Occupy Los Angeles demonstrators linked arms as they waited for their arrest.
Some uninvited guests will be part of this year’s Tournament of Roses Parade in Pasadena – Occupy activists.
If you watch the Rose Parade on January 2nd – you’ll hear a whole lot of marching band music.
But If the Occupy movement pulls off phase three of its New Year’s action plan, a human float will follow the parade filling the air with chanting and banging on drums.
The most striking image might be one where 99 activists will carry a businessman wearing a top hat.
Other visual elements: A 250-foot-long by 50-foot-wide U.S. Constitution and a giant Octopus that organizer Pete Thottam says represents Wall Street’s stranglehold on American politics.
"You have a whole generation of occupiers that are angry. And they are going to the Rose Parade to state in no uncertain terms that they feel betrayed by this nation’s civic, business and cultural leaders," Thottam said.
Thottam says there’s no better place to make that statement than at the New Year’s celebration millions tune in to.
He adds that the Rose Parade, itself, exemplifies corporate greed and military grandstanding.
"We think that the B-2 bombers and the F-22 fighter jets that fly over head at the beginning of the parade and corporate thread that runs throughout these floats is symptomatic of how this country’s political, economic, social and cultural spaces have been have been completely co-opted and taken over," Thottam said.
Tournament of Roses Association president Rick Jackson says the parade has just evolved over time.
He says taking away corporate sponsored floats means going back to the scaled down parades of yesteryear.
"The economic impact that the parade has on the city of Pasadena and in truth, all of Southern California is huge, it’s a couple of hundred million dollars a year.
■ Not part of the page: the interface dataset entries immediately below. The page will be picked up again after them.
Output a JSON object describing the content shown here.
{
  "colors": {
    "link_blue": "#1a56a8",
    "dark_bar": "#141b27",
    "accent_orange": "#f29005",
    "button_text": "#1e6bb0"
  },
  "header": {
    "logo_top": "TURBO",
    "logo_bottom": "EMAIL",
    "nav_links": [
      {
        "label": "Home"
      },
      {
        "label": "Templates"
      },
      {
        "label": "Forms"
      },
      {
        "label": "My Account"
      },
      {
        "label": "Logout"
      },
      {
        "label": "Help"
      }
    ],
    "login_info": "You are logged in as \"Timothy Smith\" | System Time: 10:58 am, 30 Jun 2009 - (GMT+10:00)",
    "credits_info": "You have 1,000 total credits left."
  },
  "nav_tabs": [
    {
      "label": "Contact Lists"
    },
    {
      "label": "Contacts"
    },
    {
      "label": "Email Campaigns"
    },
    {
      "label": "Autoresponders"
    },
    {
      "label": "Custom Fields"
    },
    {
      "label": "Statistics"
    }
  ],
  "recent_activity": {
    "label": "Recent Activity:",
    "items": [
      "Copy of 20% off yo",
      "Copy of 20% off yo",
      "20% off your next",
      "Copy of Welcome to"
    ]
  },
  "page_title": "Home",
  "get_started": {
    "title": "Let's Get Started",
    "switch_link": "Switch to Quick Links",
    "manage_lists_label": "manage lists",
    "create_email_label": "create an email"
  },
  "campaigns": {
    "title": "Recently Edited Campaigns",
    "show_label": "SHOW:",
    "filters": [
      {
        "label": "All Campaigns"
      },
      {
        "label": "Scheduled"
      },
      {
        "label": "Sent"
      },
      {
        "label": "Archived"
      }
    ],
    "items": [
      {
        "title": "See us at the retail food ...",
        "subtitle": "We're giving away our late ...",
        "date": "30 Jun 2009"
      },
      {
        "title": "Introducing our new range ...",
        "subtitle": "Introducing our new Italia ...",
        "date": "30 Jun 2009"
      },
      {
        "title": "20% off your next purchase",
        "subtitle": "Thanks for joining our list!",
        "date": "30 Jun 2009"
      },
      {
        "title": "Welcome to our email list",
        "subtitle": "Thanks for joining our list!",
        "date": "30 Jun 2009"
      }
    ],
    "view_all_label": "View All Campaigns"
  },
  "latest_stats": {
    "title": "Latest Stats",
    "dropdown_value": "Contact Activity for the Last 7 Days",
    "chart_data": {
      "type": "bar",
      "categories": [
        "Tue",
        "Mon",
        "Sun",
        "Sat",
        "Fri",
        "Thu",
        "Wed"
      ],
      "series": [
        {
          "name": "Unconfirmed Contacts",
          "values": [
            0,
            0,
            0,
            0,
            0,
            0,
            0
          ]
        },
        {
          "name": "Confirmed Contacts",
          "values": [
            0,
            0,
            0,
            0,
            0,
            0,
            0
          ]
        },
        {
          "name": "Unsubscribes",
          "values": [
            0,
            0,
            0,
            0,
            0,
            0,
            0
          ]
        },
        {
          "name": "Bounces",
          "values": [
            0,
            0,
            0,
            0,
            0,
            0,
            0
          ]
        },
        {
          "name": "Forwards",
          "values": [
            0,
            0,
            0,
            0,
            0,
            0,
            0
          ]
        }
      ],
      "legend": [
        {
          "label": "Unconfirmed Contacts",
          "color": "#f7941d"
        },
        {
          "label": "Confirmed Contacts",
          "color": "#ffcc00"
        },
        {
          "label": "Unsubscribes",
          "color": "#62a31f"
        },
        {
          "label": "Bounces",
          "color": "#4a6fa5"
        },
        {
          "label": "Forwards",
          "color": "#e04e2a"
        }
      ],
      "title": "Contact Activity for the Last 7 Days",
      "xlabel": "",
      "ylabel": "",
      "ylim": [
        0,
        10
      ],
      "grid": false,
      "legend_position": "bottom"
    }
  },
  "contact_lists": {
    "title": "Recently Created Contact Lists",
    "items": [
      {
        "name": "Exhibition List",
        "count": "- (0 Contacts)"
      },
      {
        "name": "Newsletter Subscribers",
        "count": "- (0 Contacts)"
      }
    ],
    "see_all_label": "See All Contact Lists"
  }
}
And there are lots of jobs and so any substantive change in that will have an economic impact, as well," Jackson explained.
Jackson adds that activist organizations have used the Rose Parade as a bullhorn for years.
He says as long as the Occupiers keep it peaceful and respect the line-up --he’s fine with it.